START DATA UNDER STUDY

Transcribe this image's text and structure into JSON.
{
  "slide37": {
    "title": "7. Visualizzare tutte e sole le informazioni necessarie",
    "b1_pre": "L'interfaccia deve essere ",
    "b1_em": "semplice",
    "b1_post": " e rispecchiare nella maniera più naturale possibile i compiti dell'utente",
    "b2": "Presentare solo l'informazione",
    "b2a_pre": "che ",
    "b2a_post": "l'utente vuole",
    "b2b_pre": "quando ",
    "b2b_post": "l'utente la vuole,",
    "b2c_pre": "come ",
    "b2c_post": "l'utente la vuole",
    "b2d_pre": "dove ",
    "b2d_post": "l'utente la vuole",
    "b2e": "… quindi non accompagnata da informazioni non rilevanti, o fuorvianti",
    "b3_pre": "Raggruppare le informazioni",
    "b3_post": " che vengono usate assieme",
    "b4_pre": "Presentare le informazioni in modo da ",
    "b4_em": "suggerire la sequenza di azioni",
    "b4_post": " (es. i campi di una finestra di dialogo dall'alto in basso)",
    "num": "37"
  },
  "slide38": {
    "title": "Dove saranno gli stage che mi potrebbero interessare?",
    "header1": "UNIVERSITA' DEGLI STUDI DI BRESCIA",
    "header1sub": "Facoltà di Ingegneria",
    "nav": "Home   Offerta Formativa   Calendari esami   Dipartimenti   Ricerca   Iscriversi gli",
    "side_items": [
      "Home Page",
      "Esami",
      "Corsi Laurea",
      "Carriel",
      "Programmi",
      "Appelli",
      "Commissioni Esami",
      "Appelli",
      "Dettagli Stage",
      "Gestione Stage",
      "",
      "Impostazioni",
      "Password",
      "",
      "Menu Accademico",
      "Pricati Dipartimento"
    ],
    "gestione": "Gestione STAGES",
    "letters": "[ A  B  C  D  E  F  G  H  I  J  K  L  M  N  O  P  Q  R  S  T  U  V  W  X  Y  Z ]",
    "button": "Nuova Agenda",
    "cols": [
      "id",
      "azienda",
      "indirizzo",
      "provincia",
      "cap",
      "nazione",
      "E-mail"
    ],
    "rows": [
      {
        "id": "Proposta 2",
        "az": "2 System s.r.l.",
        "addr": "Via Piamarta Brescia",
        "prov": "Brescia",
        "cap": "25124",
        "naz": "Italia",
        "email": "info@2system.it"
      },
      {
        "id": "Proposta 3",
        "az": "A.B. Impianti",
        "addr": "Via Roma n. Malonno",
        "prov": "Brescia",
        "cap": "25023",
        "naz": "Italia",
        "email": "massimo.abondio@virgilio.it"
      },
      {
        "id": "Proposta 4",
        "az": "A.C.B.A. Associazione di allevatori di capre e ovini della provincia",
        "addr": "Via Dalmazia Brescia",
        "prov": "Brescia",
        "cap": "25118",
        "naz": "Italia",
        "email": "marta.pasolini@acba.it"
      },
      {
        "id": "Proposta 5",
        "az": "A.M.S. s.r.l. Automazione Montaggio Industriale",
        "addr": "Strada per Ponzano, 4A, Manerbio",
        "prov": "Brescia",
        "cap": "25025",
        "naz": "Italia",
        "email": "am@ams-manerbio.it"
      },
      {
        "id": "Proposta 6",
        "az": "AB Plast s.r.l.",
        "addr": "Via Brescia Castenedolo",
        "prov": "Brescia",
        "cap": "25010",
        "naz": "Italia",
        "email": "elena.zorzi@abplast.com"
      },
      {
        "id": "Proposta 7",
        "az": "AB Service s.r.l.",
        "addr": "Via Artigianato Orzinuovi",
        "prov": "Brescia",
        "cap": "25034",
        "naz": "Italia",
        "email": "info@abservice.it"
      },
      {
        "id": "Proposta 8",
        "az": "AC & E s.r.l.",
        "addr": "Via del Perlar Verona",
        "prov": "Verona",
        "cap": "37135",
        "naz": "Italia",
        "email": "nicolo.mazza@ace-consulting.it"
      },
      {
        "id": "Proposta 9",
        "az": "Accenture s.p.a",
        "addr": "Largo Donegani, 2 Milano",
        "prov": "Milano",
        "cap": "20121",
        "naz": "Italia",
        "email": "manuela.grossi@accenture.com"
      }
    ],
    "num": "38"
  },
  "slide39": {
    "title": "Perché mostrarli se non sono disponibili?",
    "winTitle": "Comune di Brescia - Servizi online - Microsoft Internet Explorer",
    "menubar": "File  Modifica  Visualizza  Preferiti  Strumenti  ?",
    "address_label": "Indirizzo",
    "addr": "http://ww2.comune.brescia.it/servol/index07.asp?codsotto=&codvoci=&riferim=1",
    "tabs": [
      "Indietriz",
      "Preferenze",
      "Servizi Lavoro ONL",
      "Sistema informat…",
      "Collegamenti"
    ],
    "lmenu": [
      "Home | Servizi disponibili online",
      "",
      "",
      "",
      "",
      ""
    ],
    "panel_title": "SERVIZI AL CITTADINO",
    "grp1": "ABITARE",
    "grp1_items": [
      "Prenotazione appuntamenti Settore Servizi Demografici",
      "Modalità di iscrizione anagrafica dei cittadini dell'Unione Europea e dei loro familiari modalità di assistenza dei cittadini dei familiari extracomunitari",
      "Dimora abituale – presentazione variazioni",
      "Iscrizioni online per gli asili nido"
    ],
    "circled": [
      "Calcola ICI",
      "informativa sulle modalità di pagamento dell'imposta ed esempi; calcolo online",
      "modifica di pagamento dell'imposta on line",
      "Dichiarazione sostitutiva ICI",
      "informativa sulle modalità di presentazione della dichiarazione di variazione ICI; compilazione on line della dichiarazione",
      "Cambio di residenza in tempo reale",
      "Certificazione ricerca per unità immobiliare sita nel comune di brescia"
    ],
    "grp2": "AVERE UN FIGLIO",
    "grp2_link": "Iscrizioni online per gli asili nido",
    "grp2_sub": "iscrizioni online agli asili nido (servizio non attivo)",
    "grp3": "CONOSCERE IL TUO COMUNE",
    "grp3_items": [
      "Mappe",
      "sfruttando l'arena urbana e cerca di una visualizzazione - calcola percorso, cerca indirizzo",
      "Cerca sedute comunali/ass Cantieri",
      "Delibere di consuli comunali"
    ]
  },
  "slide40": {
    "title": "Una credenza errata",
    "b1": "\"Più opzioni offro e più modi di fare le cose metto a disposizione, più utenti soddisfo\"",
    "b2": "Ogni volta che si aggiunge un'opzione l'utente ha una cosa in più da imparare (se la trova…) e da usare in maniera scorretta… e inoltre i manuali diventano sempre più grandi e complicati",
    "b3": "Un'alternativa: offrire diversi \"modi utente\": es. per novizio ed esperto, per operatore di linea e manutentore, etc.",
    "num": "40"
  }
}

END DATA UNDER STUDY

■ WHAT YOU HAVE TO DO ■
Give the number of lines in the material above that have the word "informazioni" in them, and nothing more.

■ ANSWER ■
4